▸ **Task objective**
I need every line that includes the word "icon" copied from the material.

= = = =

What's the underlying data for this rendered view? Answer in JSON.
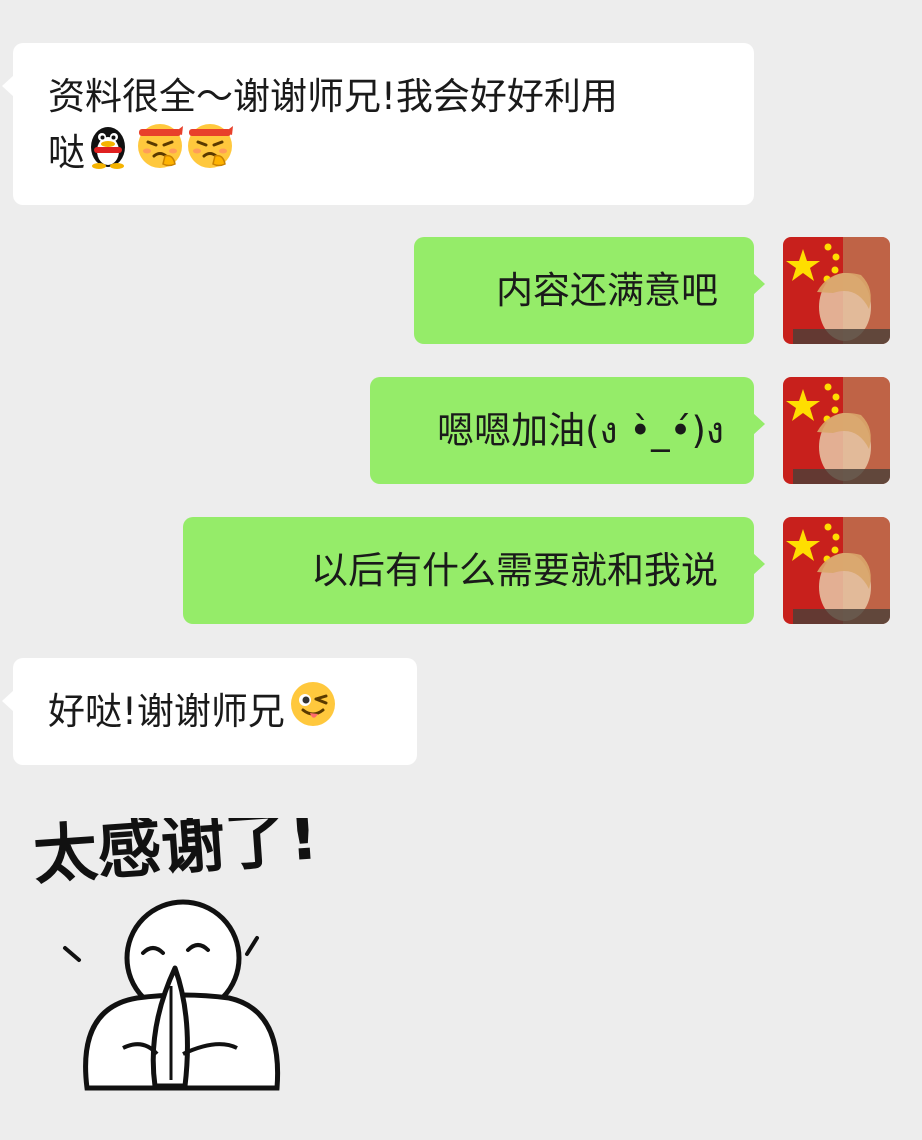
{
  "messages": [
    {
      "side": "in",
      "text_line1": "资料很全～谢谢师兄!我会好好利用",
      "text_line2": "哒",
      "emojis": [
        "qq-penguin-icon",
        "fighting-face-icon",
        "fighting-face-icon"
      ]
    },
    {
      "side": "out",
      "text": "内容还满意吧",
      "avatar": "flag-portrait-avatar"
    },
    {
      "side": "out",
      "text": "嗯嗯加油(ง •̀_•́)ง",
      "avatar": "flag-portrait-avatar"
    },
    {
      "side": "out",
      "text": "以后有什么需要就和我说",
      "avatar": "flag-portrait-avatar"
    },
    {
      "side": "in",
      "text": "好哒!谢谢师兄",
      "emojis": [
        "tongue-wink-face-icon"
      ]
    }
  ],
  "sticker": {
    "caption": "太感谢了!",
    "icon": "thankful-person-sticker"
  },
  "colors": {
    "background": "#ededed",
    "incoming": "#ffffff",
    "outgoing": "#95ec69"
  }
}
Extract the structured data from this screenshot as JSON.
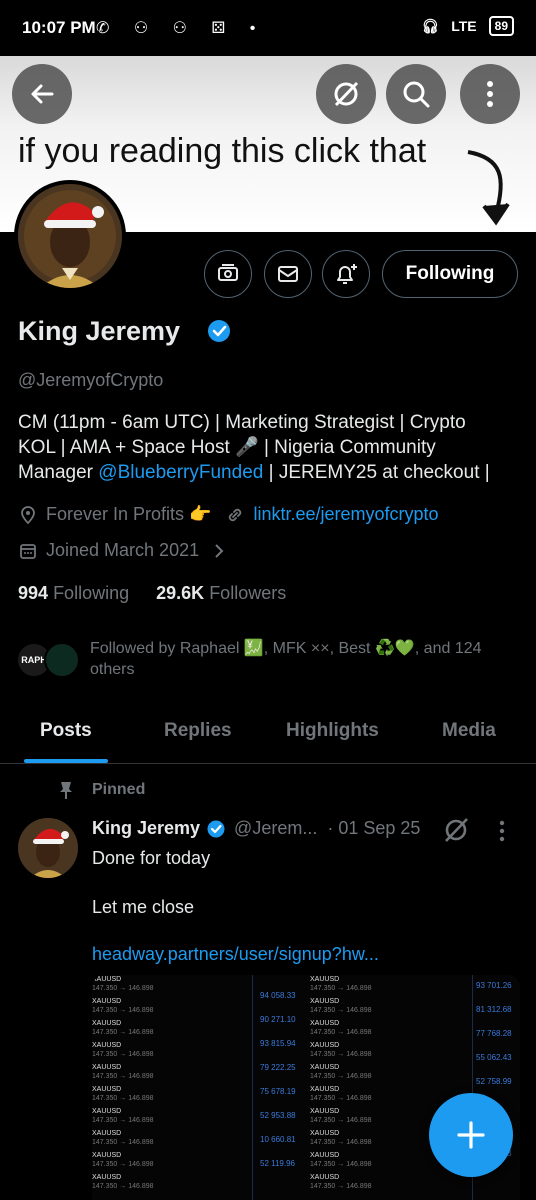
{
  "status_bar": {
    "time": "10:07 PM",
    "battery": "89",
    "network": "LTE"
  },
  "banner": {
    "text": "if you reading this click that"
  },
  "profile": {
    "name": "King Jeremy",
    "handle": "@JeremyofCrypto",
    "bio_line1": "CM (11pm - 6am UTC) | Marketing Strategist | Crypto",
    "bio_line2": "KOL | AMA + Space Host 🎤 | Nigeria Community",
    "bio_line3_prefix": "Manager ",
    "bio_mention": "@BlueberryFunded",
    "bio_line3_suffix": " | JEREMY25 at checkout |",
    "location": "Forever In Profits 👉",
    "website": "linktr.ee/jeremyofcrypto",
    "joined": "Joined March 2021",
    "following_count": "994",
    "following_label": "Following",
    "followers_count": "29.6K",
    "followers_label": "Followers",
    "followed_by": "Followed by Raphael  💹, MFK ××, Best ♻️💚, and 124 others",
    "following_button": "Following"
  },
  "tabs": [
    {
      "label": "Posts",
      "active": true
    },
    {
      "label": "Replies",
      "active": false
    },
    {
      "label": "Highlights",
      "active": false
    },
    {
      "label": "Media",
      "active": false
    }
  ],
  "post": {
    "pinned_label": "Pinned",
    "author_name": "King Jeremy",
    "author_handle": "@Jerem...",
    "date": "· 01 Sep 25",
    "line1": "Done for today",
    "line2": "Let me close",
    "link": "headway.partners/user/signup?hw..."
  },
  "media": {
    "row_title": "XAUUSD",
    "row_sub": "147.350 → 146.898",
    "values_left": [
      "94 058.33",
      "90 271.10",
      "93 815.94",
      "79 222.25",
      "75 678.19",
      "52 953.88",
      "10 660.81",
      "52 119.96"
    ],
    "values_right": [
      "93 701.26",
      "81 312.68",
      "77 768.28",
      "55 062.43",
      "52 758.99",
      "",
      "",
      "19 802.33"
    ]
  },
  "colors": {
    "accent": "#1d9bf0",
    "muted": "#71767b",
    "text": "#e7e9ea"
  }
}
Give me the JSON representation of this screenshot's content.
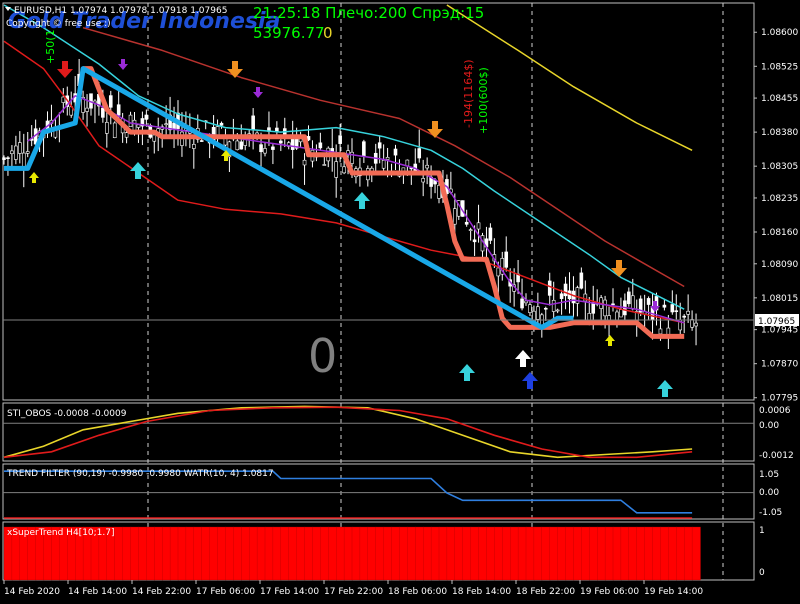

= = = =

▸ **Task answer**
        "qq-penguin-icon",
        "fighting-face-icon",
        "fighting-face-icon"
        "tongue-wink-face-icon"
    "icon": "thankful-person-sticker"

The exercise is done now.